“Critical questions facing the U.S. policy establishment include which tests to use, how many cattle to test, which cows to test, whether to decentralize testing sites, and in particular, whether or not to allow testing on farms,” writes Kate O’Neill, associate professor in the UC Berkeley Department of Environmental Science, Policy and Management, in the October-December 2005 issue.
In peer-reviewed studies, O’Neill analyzes U.S. regulatory policies regarding testing cattle for BSE, while UC Davis researchers describe a new DNA-based test to detect bovine contamination of cattle feed. In an editorial overview, leaders of the UC Davis School of Veterinary Medicine, Bennie Osburn (dean) and Donald Klingborg (associate dean), discuss how University of California scientists are contributing to efforts to better understand, monitor and control BSE. Related news coverage explores recent BSE-related policy and research.

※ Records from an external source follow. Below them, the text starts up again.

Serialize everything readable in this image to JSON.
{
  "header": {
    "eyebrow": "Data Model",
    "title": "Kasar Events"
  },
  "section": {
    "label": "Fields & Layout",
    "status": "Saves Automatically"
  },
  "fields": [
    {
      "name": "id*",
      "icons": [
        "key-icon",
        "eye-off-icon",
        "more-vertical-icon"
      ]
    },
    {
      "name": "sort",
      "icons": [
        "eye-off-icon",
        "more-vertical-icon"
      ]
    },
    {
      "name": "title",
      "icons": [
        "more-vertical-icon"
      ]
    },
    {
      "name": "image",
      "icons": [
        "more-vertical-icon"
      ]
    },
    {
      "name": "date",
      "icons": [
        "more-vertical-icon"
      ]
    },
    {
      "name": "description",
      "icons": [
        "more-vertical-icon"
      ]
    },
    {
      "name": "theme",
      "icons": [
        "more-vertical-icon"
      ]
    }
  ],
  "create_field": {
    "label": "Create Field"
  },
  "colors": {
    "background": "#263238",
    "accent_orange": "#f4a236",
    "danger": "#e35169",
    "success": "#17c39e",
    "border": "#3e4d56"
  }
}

BSE is spread among cattle via feed contaminated with rendered ruminant animals infected by similar diseases. This practice was widespread in the United Kingdom — where BSE devastated the cattle industry during the 1990s — but is less common in the United States. BSE has been identified in cattle from about two-dozen nations around the world, albeit at much lower levels than those found in the United Kingdom. Scientists linked consumption of BSE-infected beef to variant Creutzfeldt-Jakob disease, a new form of an extremely rare but fatal brain disease in humans.
In 2004, the USDA vastly expanded BSE testing rates, with the majority of the program voluntary. To date the USDA has tested nearly 500,000 cattle for BSE. Critics of the current testing policy note that about 36 million cattle are slaughtered in the United States each year, making current levels insufficient. They also have called for disclosure of geographic location, age and disease status of sampled cattle. But proponents argue that the low levels of BSE found in the United States do not warrant the huge expense of a significantly expanded testing program.